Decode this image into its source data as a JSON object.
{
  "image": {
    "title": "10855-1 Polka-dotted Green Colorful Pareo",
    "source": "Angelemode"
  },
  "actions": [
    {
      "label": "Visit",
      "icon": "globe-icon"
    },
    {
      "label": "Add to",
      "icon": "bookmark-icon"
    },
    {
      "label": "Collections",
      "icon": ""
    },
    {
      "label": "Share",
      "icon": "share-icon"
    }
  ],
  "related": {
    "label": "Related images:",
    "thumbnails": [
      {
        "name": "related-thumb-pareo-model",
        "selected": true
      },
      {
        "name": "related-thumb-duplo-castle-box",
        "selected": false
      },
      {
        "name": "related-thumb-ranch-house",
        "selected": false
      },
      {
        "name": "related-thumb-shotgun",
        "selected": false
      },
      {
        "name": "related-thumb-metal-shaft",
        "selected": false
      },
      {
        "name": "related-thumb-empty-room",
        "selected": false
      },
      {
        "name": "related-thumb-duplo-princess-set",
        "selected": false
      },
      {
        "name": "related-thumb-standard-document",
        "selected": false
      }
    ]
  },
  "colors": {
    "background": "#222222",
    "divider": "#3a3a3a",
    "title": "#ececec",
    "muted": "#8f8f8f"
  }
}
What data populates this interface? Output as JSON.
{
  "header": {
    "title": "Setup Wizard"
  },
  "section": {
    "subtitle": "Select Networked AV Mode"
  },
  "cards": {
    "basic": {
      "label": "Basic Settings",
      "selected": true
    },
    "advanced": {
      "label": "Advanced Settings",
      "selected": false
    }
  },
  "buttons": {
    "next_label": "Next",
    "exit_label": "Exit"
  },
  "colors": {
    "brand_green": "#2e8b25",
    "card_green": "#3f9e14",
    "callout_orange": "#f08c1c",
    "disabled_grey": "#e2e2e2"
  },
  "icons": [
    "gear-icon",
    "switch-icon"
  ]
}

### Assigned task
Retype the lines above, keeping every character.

### Problem solution
Decode this image into its source data as a JSON object.
{
  "image": {
    "title": "10855-1 Polka-dotted Green Colorful Pareo",
    "source": "Angelemode"
  },
  "actions": [
    {
      "label": "Visit",
      "icon": "globe-icon"
    },
    {
      "label": "Add to",
      "icon": "bookmark-icon"
    },
    {
      "label": "Collections",
      "icon": ""
    },
    {
      "label": "Share",
      "icon": "share-icon"
    }
  ],
  "related": {
    "label": "Related images:",
    "thumbnails": [
      {
        "name": "related-thumb-pareo-model",
        "selected": true
      },
      {
        "name": "related-thumb-duplo-castle-box",
        "selected": false
      },
      {
        "name": "related-thumb-ranch-house",
        "selected": false
      },
      {
        "name": "related-thumb-shotgun",
        "selected": false
      },
      {
        "name": "related-thumb-metal-shaft",
        "selected": false
      },
      {
        "name": "related-thumb-empty-room",
        "selected": false
      },
      {
        "name": "related-thumb-duplo-princess-set",
        "selected": false
      },
      {
        "name": "related-thumb-standard-document",
        "selected": false
      }
    ]
  },
  "colors": {
    "background": "#222222",
    "divider": "#3a3a3a",
    "title": "#ececec",
    "muted": "#8f8f8f"
  }
}
What data populates this interface? Output as JSON.
{
  "header": {
    "title": "Setup Wizard"
  },
  "section": {
    "subtitle": "Select Networked AV Mode"
  },
  "cards": {
    "basic": {
      "label": "Basic Settings",
      "selected": true
    },
    "advanced": {
      "label": "Advanced Settings",
      "selected": false
    }
  },
  "buttons": {
    "next_label": "Next",
    "exit_label": "Exit"
  },
  "colors": {
    "brand_green": "#2e8b25",
    "card_green": "#3f9e14",
    "callout_orange": "#f08c1c",
    "disabled_grey": "#e2e2e2"
  },
  "icons": [
    "gear-icon",
    "switch-icon"
  ]
}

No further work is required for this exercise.